RECOMMENDED READING: How this 27-year-old beat a deadly virus, opiate addiction and depression to build a mechanical watch by hand RECOMMENDED READING: How this 27-year-old beat a deadly virus, opiate addiction and depression to build a mechanical watch by hand

RECOMMENDED READING: How this 27-year-old beat a deadly virus, opiate addiction and depression to build a mechanical watch by hand

Zach Blass

If you are a regular reader of Time+Tide you might be familiar with Australian watchmaker Reuben Schoots. Reuben and I are the same age at 27 years old, but whereas I have yet to finish my copy of Watchmaking by George Daniels, Reuben is on the precipice of finishing his very own watch – built using the Daniels method. It takes a mountain of perseverance and technical skill to build a watch, especially when its components are all built by hand. But it is that much more impressive that Reuben is able to do so in the wake of battling a life-threatening illness that he caught while travelling through South America.

Reuben Schoots
Image: ABC News: Jake Evans

In this interview with ABC News Australia Reuben explains, “I went to the doctor and they found I had glandular fever, but the glandular fever was actually the result of my immune system being so suppressed as I had contracted three tropical viruses, as well as a parasite I had in my gut. I became really unwell, I lost 16 kilos, I couldn’t leave the bed, I had this huge mental depression as well.”

Reuben’s condition rendered him bed-ridden at the time, and as a result he lost his job, athletic drive, and even quit his studies. If the illness alone was not enough to overcome, Reuben also developed an addiction to the opiates he was prescribed to treat his chronic pain.

Ultimately what would save him was the art of horology. One fateful day the timepiece that a friend of Reuben’s was wearing captured his curiosity and imagination. Reuben explains to ABC News, “It was a mechanical watch, and you could see the movement through the back of the watch … and I remember seeing that movement and just thinking ‘Wow, who makes this? How does this work? There’s hundreds of components all ticking away, working together to tell you the time’.”

Reuben Schoots
Reuben pictured on his travels prior to his illness  (Image: Reuben Schoots)

While I am sure Reuben would have preferred not to battle illness, addiction, and depression, the silver lining was that it led to his new passion for the mechanics of timekeeping. “I really wanted to be doing something with my hands, making, but I didn’t realise that’s what I wanted to do until I actually became sick and everything that I was doing or had was stripped away,” Reuben said.

But it’s a very time-consuming and strenuous process to become a self-taught watchmaker.  It is one thing to have an entire factory and its machinery at your disposal. Reuben was only armed with his passion and the words of George Daniels. As Reuben explains to ABC, making components by hand can take months. A flywheel, for example, has 100 steps before completion – and it took many attempts before Reuben was satisfied with the finished result. With over 2500 hours under his belt by the end of December, Reuben is now only two parts away from finishing his 255-component Daniels-style watch.
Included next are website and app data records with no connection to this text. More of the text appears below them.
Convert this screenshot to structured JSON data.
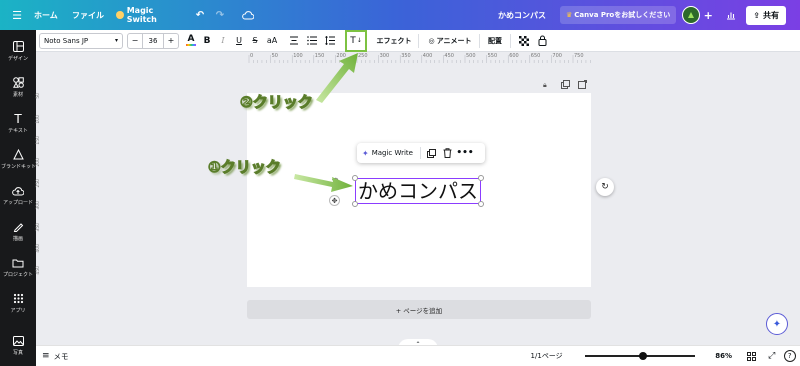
{
  "topbar": {
    "home": "ホーム",
    "file": "ファイル",
    "magic_switch": "Magic Switch",
    "doc_title": "かめコンパス",
    "pro_trial": "Canva Proをお試しください",
    "share": "共有"
  },
  "sidebar": {
    "items": [
      {
        "label": "デザイン",
        "icon": "design-icon"
      },
      {
        "label": "素材",
        "icon": "elements-icon"
      },
      {
        "label": "テキスト",
        "icon": "text-icon"
      },
      {
        "label": "ブランドキット",
        "icon": "brand-icon"
      },
      {
        "label": "アップロード",
        "icon": "upload-icon"
      },
      {
        "label": "描画",
        "icon": "draw-icon"
      },
      {
        "label": "プロジェクト",
        "icon": "folder-icon"
      },
      {
        "label": "アプリ",
        "icon": "apps-icon"
      },
      {
        "label": "写真",
        "icon": "photo-icon"
      }
    ]
  },
  "toolbar": {
    "font": "Noto Sans JP",
    "font_size": "36",
    "bold": "B",
    "italic": "I",
    "underline": "U",
    "strike": "S",
    "case": "aA",
    "effects": "エフェクト",
    "animate": "アニメート",
    "position": "配置",
    "text_tool": "T"
  },
  "ruler": {
    "top": [
      "0",
      "50",
      "100",
      "150",
      "200",
      "250",
      "300",
      "350",
      "400",
      "450",
      "500",
      "550",
      "600",
      "650",
      "700",
      "750"
    ],
    "left": [
      "50",
      "100",
      "150",
      "200",
      "250",
      "300",
      "350",
      "400",
      "450"
    ]
  },
  "canvas": {
    "text": "かめコンパス",
    "magic_write": "Magic Write",
    "add_page": "+ ページを追加"
  },
  "annotations": {
    "step1": "①クリック",
    "step2": "②クリック"
  },
  "bottombar": {
    "notes": "メモ",
    "page": "1/1ページ",
    "zoom": "86%",
    "zoom_fraction": 0.86
  },
  "colors": {
    "accent": "#8b3dff",
    "annotation": "#7dc242"
  }
}
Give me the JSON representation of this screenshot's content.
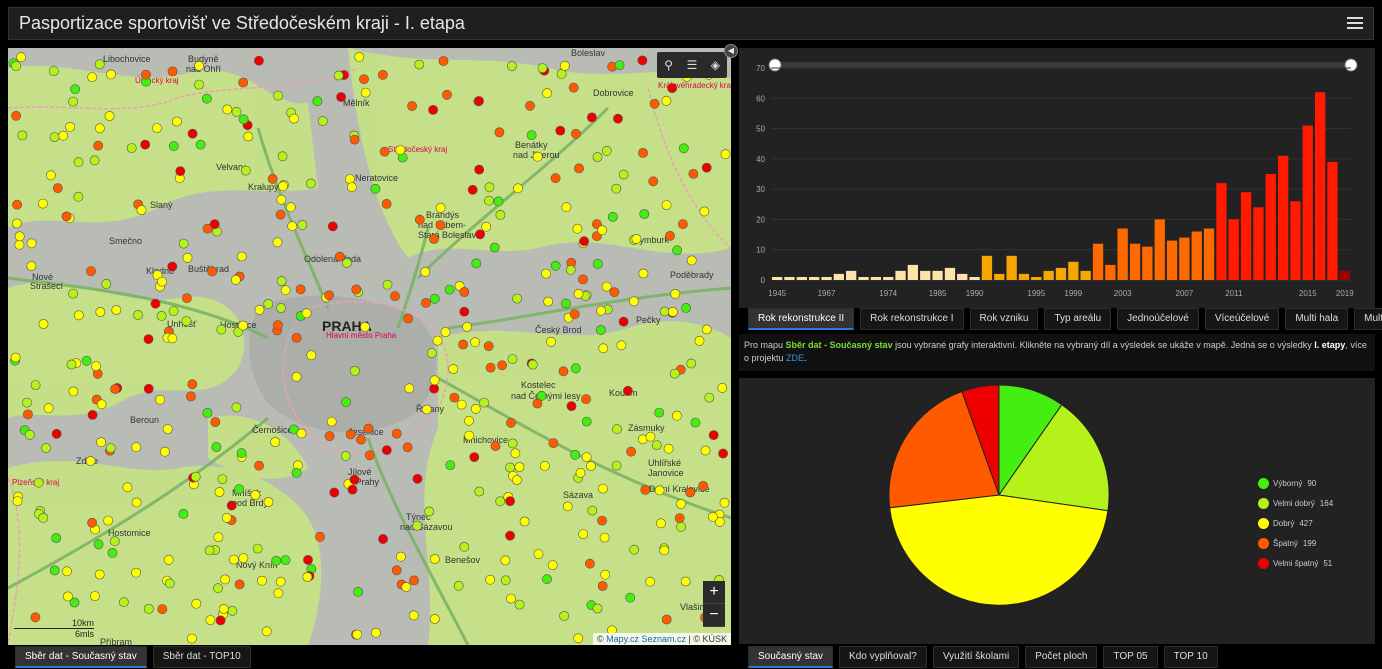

Reuben Schoots
Image: @Reubenschoots

Such a feat has been completed by very few people around the world. “I know of two people that have completed a George Daniels watch outside of Daniels himself,” Reuben explains. I personally can only name one of the two: Roger Smith. Whereas Roger had the good fortune of eventually becoming the horological legend’s sole protege and apprentice, Reuben does not have the privilege of having worked side by side with Daniels.

Reuben maintains his focus and dexterity by finding time to hit the sauna and swim laps in an Olympic sized pool. Even with thousands of hours of work completed, he is still beginning his horological journey and wants to ensure he is in the best state mentally and physically for his pursuits. Our very own Nick Kenyon spoke to Reuben Schoots back in April – where Reuben expressed his motivations, aspirations, and goals in watchmaking. He explained, “My biggest goal is to help keep watchmaking alive and contribute to the world of horology. I really want to be making handmade watches without automated machinery, just like Daniels and Breguet did. I find something really beautiful in how long the process takes, because there is so much meaning to be extracted from the journey. I like the idea that you can sit down for a while and make something tick. Handmade watches in Australia are what I want to be doing.”

Reuben Schoots
Image: ABC News: Jake Evans

With the determination of inspiring individuals like Reuben, we can feel that much more comfortable the art of hand-made watches will be preserved in the years to come.